"Although Enduring Grief does try to do too much at once, overall, it is a tremendously powerful account of a much-neglected aspect of grief — the personal, first-hand experience of those who have endured it. The editors’ approach is both innovative and unique. Their book was designed to make a meaningful contribution to the literature on deaf and dying and it succeeded."

Omega (Jane E. Coles, PsyD, The Brookline Center, Brookline, Mass)


"Throughout the ages, storytellers have related life experiences from one group to another. The authors of this book use the art of storytelling to impart perceptions and lessons learned from those who have experienced grief through personal loss or in caring for others. Nurses, therapists, social workers, psychologists, physicians, and lay people explore their feelings and share their insights based on these experiences.

"Storytelling is therapeutic to the storyteller as well as for the listener or reader. In many of the experiences, the reader shares the writer’s feelings, emotions and grief. The storyteller often is “working out” personal feelings of loss. The book is organized according to the type of loss experienced, with many of the stories followed by a brief discussion and analysis on the manner in which the grief process was handled.

"As heart wrenching as the experiences of parental grief were, the insights of those who cared for these people were extremely valuable. Several of the stories related experiences of parents in the emergency room. The nurses and physicians found it most therapeutic to allow loved ones private time with their deceased child, regardless of the condition of the body or face. Reading about how parents unconditionally accepted their child without being repulsed by outward appearances or mutilation was amazing. Healthcare professionals in the emergency room presented their personal experiences in these situations, sharing their understanding of the importance of allowing family members to confront and mourn their loss rather than seeking to protect them from the hurt. Faced with these difficult and emotional circumstances, nurses and other healthcare professionals can learn from the experiences of their colleagues and develop therapeutic approaches to facilitate the grief process in patients and families.
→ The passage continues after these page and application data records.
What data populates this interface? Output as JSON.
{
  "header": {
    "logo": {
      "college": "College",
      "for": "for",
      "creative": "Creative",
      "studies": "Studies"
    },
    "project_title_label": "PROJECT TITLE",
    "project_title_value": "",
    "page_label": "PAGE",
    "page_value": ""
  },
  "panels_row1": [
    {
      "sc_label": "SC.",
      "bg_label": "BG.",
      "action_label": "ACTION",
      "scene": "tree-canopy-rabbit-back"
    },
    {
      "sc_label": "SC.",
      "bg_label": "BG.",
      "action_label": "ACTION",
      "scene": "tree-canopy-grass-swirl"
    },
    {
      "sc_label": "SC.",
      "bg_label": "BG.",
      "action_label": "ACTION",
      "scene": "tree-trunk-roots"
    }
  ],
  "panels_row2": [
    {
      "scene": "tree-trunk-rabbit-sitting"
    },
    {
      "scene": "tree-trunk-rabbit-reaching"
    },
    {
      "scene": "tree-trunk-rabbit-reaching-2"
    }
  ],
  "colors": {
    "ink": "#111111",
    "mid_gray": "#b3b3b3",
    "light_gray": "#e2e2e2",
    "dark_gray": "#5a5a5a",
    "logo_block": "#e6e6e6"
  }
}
"This book would be beneficial to any nurse or healthcare professional who deals with individuals and families coping with a loss. By sharing in the experiences of others, readers explore their own perceptions and feelings about death and loss. This book lends itself very well to facilitating discussion and could be incorporated into inservice education programs, nursing rounds, or classes for students in healthcare professions. Some stories include ethical dilemmas that make the reader examine his or her own personal beliefs and value systems in confronting these difficult situations.

"The reader is drawn into each story and is enriched by emotions experienced, whether sadness, frustration, relief, or despair. As nurses, we care for so many types of patients that we may not understand reactions to illness or loss and the far-reaching effects on our lives. In sharing the experiences of others, we learn empathy and become more therapeutic in providing support and understanding. The brief discussion at the end of many of the stories summarizes the manner in which the loss was handed and the individual’s perceptions of its effectiveness.

"In our increasingly technical healthcare environment, this book helps us revisit the essence of caring in the helping professions. Through shared experiences, we gain strength and a sense of connectedness to other human beings. This art of storytelling has been underused in the nursing profession. Every nurse should be familiar with this powerful therapeutic approach. This is an excellent book for experiencing and learning to appreciate the power of a story."


Oncology Nursing Forum (Jane Kaczorowski, RN, MS, OCN, CRNH, Bereavement Nurse Coordinator, University Hospice of SIUH, Staten Island, NY)